Diversity and Inclusion

“The diversity in the human family should be the cause of love and harmony, as it is in music where many different notes blend together in the making of a perfect chord.” — ‘Abdu'l-Bahá

Understanding diversity is a way of recognising, and celebrating difference, and ensuring that your services - in this case yoga teaching - are fair and accessible and that nobody is discriminated against because of their values, beliefs, culture or lifestyle.

This is particularly important for vulnerable people - e.g. those receiving treatment for cancer - because of a disability, illness or their age, are perhaps less able to advocate for themselves. There are also particular issues around health inequalities for specific groups who find access to healthcare more difficult, and have particular experiences of discrimination when accessing healthcare. This is especially the case for people from BME communties, older people and LGBTQ people. Macmillan has some excellent resources that I urge you to read in relation to heath inequalites.
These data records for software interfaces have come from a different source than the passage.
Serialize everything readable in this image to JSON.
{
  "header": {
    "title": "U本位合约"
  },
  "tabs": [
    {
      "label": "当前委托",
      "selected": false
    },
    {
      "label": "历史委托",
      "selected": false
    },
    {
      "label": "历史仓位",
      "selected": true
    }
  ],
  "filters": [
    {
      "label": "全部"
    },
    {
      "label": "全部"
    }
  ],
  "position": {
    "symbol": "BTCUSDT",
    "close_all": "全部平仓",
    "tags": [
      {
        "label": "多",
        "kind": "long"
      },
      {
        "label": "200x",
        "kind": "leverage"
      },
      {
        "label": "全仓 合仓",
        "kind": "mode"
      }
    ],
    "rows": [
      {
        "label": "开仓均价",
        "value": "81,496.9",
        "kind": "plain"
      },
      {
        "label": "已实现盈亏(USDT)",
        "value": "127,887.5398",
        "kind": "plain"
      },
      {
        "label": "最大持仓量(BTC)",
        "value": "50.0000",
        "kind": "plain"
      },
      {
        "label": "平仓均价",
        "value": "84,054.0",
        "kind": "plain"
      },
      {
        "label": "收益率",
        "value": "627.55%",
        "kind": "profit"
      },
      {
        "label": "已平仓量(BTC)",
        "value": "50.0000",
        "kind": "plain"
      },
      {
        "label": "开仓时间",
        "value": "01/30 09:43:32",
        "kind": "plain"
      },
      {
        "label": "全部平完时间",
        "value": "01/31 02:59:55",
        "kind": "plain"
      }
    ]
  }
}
Read the "No-one Overlooked" publications below. These give some context to some of the barriers that people face, which are equally relevant to us as yoga teachers.

Equality - What Does the Law Say?

The (UK) Equality Act 2010 lists nine protected characteristics. Meaning that it is illegal to discriminate against, or provide less favourable treatment to a person based on these particular characteristics. This applies to access to services, as well as to employment. You can find more detailed outlines on each point from The Equality and Human Rights Commission. which you are encouraged to read. There may be some areas that you are less familiar with, and these might be the ones that you explore in more detail.

  • Age
  • Disability
  • Gender reassignment
  • Marriage and civil partnership
  • Pregnancy and maternity
  • Race
  • Religion or belief
  • Sex
  • Sexual orientation

Diversity acknowledges that differences can be many and varied and as well as those areas covered by equality law can include:

  • Cultural background
  • National origin
  • Region - including accent
  • Gender Identity
  • Marital Status
  • Political views
  • Ethnicity
  • Socio-economic differences
  • Housing status
  • Family structure
  • Health Values
  • Appearance
  • etc.

Inclusion - is about making sure that we make adjustments to how we do things to make our services open and accessible to the range of diversity,

But I treat everyone equally!

I hear this often from yoga teachers and it is beautiful and laudable. However, there is a difference between treating everyone the same, and treating everyone in a way that honours diversity, Diversity acknowledges that far from being the same, we all have diverse needs and that some aspects of our individuality need to be specifically acknowledged in order to give us fair and equal access to things. And this is at the heart of inclusion. It isn't necessarily enough just to feel inclusive, we have to do things that make our services inclusive. And that means thinking about the potential barriers that there may be.


How might you be inadvertently creating barriers to access to your services? There may be obvious things e.g. your class is up a stair with no lift. But there may be more subtle things that you hadn't thought about. Think about each of the nine characteristics and the other areas of diversity and also read the Macmillan guidelines.

And then consider changes you might make to become more inclusive in your practice.

Reflect on the areas of diversity that you might need to know a little more about, and do some research. Some useful publications are included below.

(NB this is not about making you feel "wrong" in what you are doing, but about opening up the possibilities for having a more inclusive and rewarding practice)